The idea of a historical shift, from mythopoeic to modern scientific thought, is succinctly presented by Dutch archeologists Henri and Henriette Frankfort in their classic The Intellectual Adventure of Ancient Man: An Essay on Speculative Thought in the Ancient Near East (1946), which traces how thinking gradually breaks away from the thing thought, in a move from concrete personalization to abstract universalization. In their view, the foundation for modern, and thus scientific, thinking is the clear cut distinction between a subject and an object; the human observer contemplates the object from a distance, and thus detaches thought from the thing it thinks. In so doing, the subject leaves experience behind to rather get at the abstract, universal laws of which the object is but a manifestation of a class of things governed by those laws. For this mode of thinking, the external world is always perceived as an “It”.
The thought of ancient, or “primitive”, humans, on the other hand, is understood as lacking that fundamental distinction between “the realm of nature and the realm of man”.[i] Instead of contemplating an external world of “its”, the ancient human encounters a “Thou” similar to himself, active, living, singular, possessing particular qualities and governed by a peculiar will of its own. The external world consists of an endless amount of individuals caught up in curious situations, “unprecedented, unparalleled, and unpredictable”, just like himself.[ii] Consequently, the realm of humans and the realm of nature is conceived of in similar terms. This does not mean that humans simply impart their human characteristics on the inanimate world, but that there is no inanimate world at all. The world itself is always brimming with singular life:

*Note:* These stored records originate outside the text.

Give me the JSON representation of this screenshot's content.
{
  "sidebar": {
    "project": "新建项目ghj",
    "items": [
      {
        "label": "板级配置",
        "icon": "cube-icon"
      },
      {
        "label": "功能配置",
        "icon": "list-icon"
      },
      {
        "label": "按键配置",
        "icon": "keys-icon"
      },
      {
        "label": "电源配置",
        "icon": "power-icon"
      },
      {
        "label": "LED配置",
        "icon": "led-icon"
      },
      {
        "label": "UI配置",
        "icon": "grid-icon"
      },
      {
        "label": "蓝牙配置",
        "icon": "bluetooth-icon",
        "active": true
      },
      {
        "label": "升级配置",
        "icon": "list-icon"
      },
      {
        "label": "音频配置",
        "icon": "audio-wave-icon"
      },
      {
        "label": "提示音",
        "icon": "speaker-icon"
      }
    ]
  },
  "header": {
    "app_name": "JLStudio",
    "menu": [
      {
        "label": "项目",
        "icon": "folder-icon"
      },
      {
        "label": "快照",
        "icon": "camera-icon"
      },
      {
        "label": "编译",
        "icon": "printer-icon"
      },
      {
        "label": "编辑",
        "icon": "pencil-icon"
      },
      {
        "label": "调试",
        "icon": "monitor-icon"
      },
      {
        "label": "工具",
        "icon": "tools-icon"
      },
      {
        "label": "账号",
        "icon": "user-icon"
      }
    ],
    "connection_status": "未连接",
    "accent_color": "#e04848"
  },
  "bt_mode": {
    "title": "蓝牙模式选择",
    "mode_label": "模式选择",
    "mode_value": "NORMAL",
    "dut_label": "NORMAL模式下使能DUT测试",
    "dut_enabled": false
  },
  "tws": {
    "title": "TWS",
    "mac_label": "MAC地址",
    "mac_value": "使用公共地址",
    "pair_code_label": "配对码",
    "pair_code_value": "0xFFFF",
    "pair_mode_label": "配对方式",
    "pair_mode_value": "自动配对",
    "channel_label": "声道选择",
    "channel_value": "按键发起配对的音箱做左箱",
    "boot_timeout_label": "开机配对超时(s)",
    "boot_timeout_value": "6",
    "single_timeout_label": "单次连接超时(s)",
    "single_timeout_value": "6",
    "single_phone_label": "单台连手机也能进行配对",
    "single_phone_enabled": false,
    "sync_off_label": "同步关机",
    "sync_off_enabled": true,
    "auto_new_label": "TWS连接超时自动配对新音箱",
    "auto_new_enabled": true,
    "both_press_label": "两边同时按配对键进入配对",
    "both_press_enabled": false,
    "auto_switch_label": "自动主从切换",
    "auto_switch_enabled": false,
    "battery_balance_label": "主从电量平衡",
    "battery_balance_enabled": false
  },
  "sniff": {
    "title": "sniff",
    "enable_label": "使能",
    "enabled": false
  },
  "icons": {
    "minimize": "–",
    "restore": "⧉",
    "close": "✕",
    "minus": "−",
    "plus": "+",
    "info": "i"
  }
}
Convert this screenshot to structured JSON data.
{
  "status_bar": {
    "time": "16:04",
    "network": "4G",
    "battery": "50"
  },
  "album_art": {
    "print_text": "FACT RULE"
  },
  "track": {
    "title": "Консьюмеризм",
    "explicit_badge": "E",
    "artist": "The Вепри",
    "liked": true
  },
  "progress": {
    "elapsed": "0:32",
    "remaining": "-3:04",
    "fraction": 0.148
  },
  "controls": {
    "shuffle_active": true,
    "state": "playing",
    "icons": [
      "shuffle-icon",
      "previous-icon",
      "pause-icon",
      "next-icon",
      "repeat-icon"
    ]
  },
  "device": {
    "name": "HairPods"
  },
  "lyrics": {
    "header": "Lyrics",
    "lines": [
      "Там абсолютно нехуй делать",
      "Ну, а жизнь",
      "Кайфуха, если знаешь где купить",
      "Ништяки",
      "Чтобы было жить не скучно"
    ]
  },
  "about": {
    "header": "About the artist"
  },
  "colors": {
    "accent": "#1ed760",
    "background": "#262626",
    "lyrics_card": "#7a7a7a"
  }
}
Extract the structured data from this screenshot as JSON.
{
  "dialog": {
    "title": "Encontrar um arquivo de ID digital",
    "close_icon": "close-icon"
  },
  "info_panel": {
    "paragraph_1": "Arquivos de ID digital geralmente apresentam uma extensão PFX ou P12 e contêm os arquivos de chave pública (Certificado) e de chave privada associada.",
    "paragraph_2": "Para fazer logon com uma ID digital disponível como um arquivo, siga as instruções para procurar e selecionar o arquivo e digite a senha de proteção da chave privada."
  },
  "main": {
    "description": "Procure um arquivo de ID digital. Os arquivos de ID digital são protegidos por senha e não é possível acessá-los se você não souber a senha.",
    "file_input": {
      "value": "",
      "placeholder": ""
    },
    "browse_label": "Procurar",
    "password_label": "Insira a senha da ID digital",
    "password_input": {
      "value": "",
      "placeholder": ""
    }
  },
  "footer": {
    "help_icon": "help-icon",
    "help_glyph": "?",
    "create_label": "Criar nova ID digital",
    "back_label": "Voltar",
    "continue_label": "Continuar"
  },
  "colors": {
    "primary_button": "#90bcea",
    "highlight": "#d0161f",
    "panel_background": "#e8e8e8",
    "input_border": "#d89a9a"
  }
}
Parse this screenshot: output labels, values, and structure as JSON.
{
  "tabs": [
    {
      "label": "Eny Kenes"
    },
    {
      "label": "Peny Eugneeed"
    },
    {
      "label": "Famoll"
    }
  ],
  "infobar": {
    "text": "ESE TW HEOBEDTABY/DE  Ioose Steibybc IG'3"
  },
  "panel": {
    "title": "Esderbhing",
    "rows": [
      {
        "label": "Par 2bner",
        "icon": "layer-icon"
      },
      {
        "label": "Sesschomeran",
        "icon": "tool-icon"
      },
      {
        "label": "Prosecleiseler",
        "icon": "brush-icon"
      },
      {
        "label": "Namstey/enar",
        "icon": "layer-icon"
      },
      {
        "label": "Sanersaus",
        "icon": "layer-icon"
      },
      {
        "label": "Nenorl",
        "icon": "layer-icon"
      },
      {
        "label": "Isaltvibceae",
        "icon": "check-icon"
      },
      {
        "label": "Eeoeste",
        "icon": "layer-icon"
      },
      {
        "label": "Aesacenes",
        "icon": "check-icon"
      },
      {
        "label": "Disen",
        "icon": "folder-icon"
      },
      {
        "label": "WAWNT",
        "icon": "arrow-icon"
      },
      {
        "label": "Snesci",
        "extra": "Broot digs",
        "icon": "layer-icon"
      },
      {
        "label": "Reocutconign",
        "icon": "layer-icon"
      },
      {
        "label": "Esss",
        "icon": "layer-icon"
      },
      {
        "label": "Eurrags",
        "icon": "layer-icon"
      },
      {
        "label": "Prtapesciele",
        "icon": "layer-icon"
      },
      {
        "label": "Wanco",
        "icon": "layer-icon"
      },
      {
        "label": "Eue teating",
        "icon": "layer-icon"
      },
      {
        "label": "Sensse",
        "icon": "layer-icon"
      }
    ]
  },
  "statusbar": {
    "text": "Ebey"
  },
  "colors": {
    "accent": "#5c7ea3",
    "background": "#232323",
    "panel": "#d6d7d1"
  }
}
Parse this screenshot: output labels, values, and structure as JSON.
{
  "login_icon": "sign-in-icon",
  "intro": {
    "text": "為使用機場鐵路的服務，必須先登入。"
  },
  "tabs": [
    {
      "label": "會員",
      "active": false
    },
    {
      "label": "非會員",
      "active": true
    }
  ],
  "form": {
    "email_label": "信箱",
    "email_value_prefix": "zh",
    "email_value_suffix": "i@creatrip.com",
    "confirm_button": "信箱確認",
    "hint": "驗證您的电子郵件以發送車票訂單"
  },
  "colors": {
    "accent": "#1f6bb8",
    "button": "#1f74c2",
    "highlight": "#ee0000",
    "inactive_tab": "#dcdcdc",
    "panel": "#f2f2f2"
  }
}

The world appears to primitive man neither inanimate nor empty but redundant with life; and life has individuality, in man and beast and plant, and in every phenomenon which confronts man – the thunderclap, the sudden shadow, the eerie and unknown clearing in the wood, the stone which suddenly hurts him when he stumbles while on a hunting trip.[iii]
The mythopoeic thought associated with this mode of being in the world, then, is considered neither autonomous nor as originating from the subject but as something that is prompted from outside, in the confrontation with an external life like that of the person itself. It is a means of getting to grips with the outer world, provoked by that world. This is not done by reason alone; rather, it is the living being in its fullness trying to grasp the fullness another life. In doing so, the mythopoeic person musters all the cognitive resources at hand – “emotional, imaginative as well as intellectual” – in order to flesh out the richness of the situation in a meaningful way:[iv]
Hence when early man is faced by an intellectual problem within the many-sided complexities of life, emotional and volitional factors are never debarred; and the conclusions reached are not critical judgments but complex images.[v]
As the Frankforts’ put it, it is the pursuit of a “who” rather than a “how”, a search of “a purposeful will committing an act”.[vi] And by searching for the individual wills at work in a concrete situation, the imaginative result takes the form of an emotionally charged story circling around the whims and whishes of singular beings. Since such a story does not start within the enclosed imagination of an isolated subject, it should be understood neither as fiction nor fantasy, but as something having an explanatory force. The purpose of the story is to render the world encountered graspable and meaningful, and thus, it starts from outside. Yet, this process does not result in the abstract deduction of universal laws but in a kind of creative addition, governed by vision and ingenuity. As an explanation, it differs from a scientific one, in that two different myths very well may contradict each other without therefore necessarily also coming in conflict with each other. It would equally be pointless calling them into question for not sticking to the proven facts. And when having been mediated through tradition, they become art and literature.
[i] H. Frankfort and H. A. Frankfort, “Myth and Reality”, in H. and H. A. Frankfort, John A. Wilson, Thorkild Jacobsen & William A. Irwin, The Intellectual Adventure of Ancient Man: An Essay on Speculative Thought in the Ancient Near East, Chicago: University of Chicago Press, 1946, p. 4.
[ii] Frankfort and Frankfort, p. 5.
[iii] Frankfort and Frankfort, p. 6.
[iv] Frankfort and Frankfort, p. 6.
[v] Frankfort and Frankfort, p. 26.
[vi] Frankfort and Frankfort, p. 15.